### [Task to carry out]
Across the listing that follows, work out how many lines carry the string "game". Provide that number and nothing else.

** Opening Dataset extract block **

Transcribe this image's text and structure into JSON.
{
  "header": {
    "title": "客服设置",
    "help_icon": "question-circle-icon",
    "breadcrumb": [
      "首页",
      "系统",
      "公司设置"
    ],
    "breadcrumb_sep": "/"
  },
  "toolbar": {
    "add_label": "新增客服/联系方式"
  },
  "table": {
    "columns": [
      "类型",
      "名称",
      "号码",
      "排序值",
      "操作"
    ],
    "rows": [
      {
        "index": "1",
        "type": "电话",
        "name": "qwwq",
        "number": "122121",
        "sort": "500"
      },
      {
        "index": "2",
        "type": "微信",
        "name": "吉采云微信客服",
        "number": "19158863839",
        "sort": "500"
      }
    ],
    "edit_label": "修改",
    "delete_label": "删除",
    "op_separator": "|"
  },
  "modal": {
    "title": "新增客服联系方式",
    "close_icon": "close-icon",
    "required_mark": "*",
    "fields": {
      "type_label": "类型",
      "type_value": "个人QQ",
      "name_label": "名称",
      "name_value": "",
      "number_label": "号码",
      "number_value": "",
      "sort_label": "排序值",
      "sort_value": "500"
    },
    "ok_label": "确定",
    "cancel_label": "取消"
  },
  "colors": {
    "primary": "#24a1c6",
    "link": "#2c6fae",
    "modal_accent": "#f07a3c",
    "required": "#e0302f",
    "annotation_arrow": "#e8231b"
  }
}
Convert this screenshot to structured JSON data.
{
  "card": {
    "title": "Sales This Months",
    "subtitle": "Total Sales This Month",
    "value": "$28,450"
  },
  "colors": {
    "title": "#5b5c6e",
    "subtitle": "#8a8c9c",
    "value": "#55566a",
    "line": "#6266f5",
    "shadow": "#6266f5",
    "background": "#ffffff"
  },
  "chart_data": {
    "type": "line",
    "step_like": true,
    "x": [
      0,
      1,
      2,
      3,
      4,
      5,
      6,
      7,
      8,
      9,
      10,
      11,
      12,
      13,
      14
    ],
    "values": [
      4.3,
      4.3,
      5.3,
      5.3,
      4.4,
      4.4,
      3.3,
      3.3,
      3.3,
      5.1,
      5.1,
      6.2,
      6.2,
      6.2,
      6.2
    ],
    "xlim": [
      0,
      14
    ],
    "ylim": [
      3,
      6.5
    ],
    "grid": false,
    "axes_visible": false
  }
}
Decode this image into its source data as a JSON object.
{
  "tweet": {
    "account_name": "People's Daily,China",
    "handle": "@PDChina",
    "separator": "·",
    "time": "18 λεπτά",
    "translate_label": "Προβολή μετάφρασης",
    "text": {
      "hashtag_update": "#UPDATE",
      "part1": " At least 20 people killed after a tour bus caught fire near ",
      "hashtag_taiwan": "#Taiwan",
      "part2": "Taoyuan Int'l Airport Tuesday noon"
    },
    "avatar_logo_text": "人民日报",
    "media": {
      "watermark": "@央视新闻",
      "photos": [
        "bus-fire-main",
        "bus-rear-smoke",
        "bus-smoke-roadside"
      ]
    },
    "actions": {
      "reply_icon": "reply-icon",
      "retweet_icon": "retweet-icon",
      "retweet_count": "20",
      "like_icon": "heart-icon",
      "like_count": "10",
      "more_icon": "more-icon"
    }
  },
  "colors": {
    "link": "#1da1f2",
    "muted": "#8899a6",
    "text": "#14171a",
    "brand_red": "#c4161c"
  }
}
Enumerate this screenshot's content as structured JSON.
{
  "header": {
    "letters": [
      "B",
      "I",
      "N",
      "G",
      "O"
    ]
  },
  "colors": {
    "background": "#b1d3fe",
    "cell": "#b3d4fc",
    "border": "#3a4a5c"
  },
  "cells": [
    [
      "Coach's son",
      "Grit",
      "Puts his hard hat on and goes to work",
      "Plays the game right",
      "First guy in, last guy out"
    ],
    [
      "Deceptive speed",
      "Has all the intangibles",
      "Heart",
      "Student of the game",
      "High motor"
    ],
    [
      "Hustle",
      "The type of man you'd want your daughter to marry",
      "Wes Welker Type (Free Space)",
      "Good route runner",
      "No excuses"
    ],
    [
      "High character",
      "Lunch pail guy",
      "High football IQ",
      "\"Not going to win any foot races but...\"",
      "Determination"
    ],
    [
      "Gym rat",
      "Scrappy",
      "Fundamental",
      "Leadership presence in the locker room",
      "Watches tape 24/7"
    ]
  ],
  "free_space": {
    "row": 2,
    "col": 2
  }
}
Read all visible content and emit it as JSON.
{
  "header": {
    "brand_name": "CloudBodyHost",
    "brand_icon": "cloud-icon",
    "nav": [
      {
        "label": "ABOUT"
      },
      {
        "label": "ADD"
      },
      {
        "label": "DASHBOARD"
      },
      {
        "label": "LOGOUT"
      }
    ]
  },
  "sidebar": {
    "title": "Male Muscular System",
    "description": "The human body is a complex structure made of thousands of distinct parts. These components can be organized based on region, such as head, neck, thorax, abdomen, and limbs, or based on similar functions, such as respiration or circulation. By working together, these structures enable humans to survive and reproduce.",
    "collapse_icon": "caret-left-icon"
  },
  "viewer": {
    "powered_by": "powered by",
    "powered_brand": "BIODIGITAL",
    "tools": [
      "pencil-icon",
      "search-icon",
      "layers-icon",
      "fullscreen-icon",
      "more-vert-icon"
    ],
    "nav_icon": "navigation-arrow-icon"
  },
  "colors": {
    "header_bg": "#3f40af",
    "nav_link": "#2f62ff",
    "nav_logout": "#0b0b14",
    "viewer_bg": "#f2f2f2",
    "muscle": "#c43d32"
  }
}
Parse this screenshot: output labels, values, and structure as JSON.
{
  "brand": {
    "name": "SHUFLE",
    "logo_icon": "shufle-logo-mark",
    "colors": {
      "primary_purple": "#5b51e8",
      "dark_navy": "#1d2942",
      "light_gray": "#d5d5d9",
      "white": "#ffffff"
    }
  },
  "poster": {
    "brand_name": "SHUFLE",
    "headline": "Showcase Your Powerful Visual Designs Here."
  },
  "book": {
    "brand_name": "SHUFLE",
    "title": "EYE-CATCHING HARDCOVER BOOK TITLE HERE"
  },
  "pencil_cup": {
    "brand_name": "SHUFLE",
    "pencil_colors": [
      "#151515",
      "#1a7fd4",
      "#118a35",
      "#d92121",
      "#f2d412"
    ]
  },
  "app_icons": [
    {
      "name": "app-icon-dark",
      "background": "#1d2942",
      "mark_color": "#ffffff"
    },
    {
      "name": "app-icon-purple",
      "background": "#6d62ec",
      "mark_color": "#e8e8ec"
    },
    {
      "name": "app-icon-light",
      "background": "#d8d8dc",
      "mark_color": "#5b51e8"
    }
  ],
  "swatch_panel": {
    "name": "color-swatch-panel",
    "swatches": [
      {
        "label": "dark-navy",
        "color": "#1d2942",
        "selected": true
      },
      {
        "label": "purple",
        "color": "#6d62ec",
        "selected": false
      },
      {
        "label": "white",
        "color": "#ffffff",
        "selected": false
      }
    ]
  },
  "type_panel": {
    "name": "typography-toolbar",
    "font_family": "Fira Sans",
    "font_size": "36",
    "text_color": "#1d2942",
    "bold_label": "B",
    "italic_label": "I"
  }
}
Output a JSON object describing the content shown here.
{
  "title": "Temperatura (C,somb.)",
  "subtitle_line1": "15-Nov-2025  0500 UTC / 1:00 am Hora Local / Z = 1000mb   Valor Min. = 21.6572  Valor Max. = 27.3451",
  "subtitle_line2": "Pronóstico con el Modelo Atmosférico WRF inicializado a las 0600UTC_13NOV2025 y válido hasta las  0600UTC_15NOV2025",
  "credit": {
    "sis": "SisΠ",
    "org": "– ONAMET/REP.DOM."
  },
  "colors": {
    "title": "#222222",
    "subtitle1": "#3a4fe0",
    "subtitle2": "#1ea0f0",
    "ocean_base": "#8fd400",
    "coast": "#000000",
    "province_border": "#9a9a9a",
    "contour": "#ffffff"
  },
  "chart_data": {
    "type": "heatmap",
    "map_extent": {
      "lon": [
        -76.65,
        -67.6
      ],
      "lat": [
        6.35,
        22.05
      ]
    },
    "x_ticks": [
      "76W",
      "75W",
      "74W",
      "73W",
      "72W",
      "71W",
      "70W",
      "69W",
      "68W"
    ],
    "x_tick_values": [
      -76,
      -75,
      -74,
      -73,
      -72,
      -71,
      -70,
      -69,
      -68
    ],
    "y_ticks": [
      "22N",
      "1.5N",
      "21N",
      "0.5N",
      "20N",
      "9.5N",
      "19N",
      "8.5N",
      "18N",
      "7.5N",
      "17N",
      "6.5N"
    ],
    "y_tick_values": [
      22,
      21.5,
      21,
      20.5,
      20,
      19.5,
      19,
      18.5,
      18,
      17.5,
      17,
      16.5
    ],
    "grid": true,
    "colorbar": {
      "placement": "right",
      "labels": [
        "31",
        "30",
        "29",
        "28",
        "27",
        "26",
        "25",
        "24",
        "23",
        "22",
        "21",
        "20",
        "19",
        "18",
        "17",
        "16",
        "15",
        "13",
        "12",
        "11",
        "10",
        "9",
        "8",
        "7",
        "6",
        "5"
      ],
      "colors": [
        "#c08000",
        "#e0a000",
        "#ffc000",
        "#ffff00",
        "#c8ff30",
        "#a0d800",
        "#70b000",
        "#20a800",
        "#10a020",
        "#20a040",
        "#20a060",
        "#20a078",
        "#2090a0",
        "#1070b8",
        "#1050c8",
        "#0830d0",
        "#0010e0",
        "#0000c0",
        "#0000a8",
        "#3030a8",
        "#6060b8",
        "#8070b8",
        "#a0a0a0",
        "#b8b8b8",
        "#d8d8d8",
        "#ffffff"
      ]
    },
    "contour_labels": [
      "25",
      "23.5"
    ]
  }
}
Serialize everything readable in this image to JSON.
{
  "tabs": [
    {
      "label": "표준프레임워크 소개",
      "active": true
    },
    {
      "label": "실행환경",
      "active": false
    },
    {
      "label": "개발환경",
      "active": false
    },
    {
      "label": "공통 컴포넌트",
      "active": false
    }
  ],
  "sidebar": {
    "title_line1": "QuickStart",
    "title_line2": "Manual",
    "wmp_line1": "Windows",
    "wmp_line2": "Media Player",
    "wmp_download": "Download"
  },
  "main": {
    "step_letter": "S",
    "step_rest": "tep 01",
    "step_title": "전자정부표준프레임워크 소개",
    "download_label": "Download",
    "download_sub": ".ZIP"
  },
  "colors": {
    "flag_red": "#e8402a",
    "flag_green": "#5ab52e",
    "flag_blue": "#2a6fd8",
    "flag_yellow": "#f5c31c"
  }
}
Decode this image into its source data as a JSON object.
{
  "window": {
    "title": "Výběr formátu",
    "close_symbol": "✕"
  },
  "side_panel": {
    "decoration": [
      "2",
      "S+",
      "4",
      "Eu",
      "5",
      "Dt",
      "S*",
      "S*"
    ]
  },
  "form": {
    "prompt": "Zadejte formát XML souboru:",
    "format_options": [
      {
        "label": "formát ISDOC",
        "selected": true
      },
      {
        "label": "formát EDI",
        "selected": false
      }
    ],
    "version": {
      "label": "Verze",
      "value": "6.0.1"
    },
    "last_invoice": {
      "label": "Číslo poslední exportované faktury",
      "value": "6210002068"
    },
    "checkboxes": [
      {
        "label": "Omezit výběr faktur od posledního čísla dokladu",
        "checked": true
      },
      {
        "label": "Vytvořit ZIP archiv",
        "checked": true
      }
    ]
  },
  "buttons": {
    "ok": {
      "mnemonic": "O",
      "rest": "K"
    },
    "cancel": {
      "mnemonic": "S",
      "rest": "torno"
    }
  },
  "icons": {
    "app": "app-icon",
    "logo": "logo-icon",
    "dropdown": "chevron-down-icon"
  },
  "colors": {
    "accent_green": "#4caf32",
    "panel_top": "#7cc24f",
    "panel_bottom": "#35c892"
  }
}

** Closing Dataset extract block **

### [Output of the exercise]
2